I played basketball for my school team for 7 years and loved it. Our school was one of the best in the Midlands. Growing up it was always difficult to follow the sport, but now with cable TV, the Internet and twitter I’ve been able to follow this season’s action in more detail.

Game 4 Highlights

After visiting Boston last year I decided to start following the Boston Celtics, the most successful team in NBA history. Unfortunately they got knocked out in the 2nd round of the playoffs by Miami.

I’ve always been aware of who the star players have been in basketball, at the moment it’s people like Kobe Bryant, Lebron James, Dwayne Wade and Shaquille O’Neal (although he’s just retired).

What I’ve enjoyed in the last few months is learning about the different teams and discovering players I’d previously never heard of.

There’s Derrick Rose of the Chicago Bulls who’s turning Chicago into a winning team for the first time since the Michael Jordan era; but by far biggest and best player I’ve discovered is Dirk Nowitzki at Dallas.

Game 3 Highlights

When it comes to sport, Americans love their stats.

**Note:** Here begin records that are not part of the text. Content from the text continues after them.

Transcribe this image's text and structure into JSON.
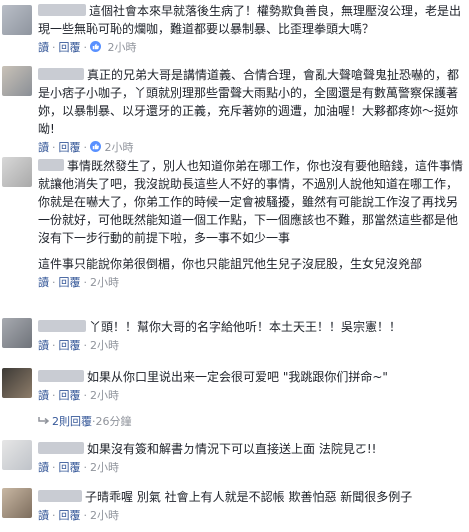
{
  "comments": [
    {
      "text": "這個社會本來早就落後生病了！權勢欺負善良，無理壓沒公理，老是出現一些無恥可恥的爛咖，難道都要以暴制暴、比歪理拳頭大嗎？",
      "read_label": "讀",
      "reply_label": "回覆",
      "time": "2小時"
    },
    {
      "text": "真正的兄弟大哥是講情道義、合情合理，會亂大聲嗆聲鬼扯恐嚇的，都是小痞子小咖子，丫頭就別理那些雷聲大雨點小的，全國還是有數萬警察保護著妳，以暴制暴、以牙還牙的正義，充斥著妳的週遭，加油喔！大夥都疼妳～挺妳呦!",
      "read_label": "讀",
      "reply_label": "回覆",
      "time": "2小時"
    },
    {
      "text": "事情既然發生了，別人也知道你弟在哪工作，你也沒有要他賠錢，這件事情就讓他消失了吧，我沒說助長這些人不好的事情，不過別人說他知道在哪工作，你就是在嚇大了，你弟工作的時候一定會被騷擾，雖然有可能說工作沒了再找另一份就好，可他既然能知道一個工作點，下一個應該也不難，那當然這些都是他沒有下一步行動的前提下啦，多一事不如少一事",
      "text2": "這件事只能說你弟很倒楣，你也只能詛咒他生兒子沒屁股，生女兒沒兇部",
      "read_label": "讀",
      "reply_label": "回覆",
      "time": "2小時"
    },
    {
      "text": "丫頭！！幫你大哥的名字給他听！本土天王！！吳宗憲！！",
      "read_label": "讀",
      "reply_label": "回覆",
      "time": "2小時"
    },
    {
      "text": "如果从你口里说出来一定会很可爱吧 \"我跳跟你们拼命~\"",
      "read_label": "讀",
      "reply_label": "回覆",
      "time": "2小時",
      "replies_link": "2則回覆",
      "replies_time": "26分鐘"
    },
    {
      "text": "如果沒有簽和解書ㄉ情況下可以直接送上面 法院見ㄛ!!",
      "read_label": "讀",
      "reply_label": "回覆",
      "time": "2小時"
    },
    {
      "text": "子晴乖喔 別氣 社會上有人就是不認帳 欺善怕惡 新聞很多例子",
      "read_label": "讀",
      "reply_label": "回覆",
      "time": "2小時"
    }
  ]
}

According to the stats, when Nowitzki retires he will go down as one of the all time greats. It’s interesting that he’s proving so dominant as the star of the finals was meant to be Lebron James.

He joined Miami last summer in a controversial move from his hometown team, the Cleveland Cavaliers. He decided to join forces with his great rival Dwayne Wade to create a ‘Dream Team’ that would win the Championship.

It may still turn out like that, but they have to win Game 6 to keep the series alive. Wade or ‘D Wade’ as he’s known has been doing his bit, but the critics are questioning whether LeBron is doing enough in these finals.

That’s one thing I notice about American sports, there seems to be a bigger emphasis on star players and match ups between the star players. Nowitzki seems to be coming out on top, but there’s still a lot of basketball to be played so lets see what happens in Game 6. I can’t wait.

Dallas beat Miami 105 - 95 in Game 6 to clinch the series 4-2 and become NBA champions for the first time.

Highlights below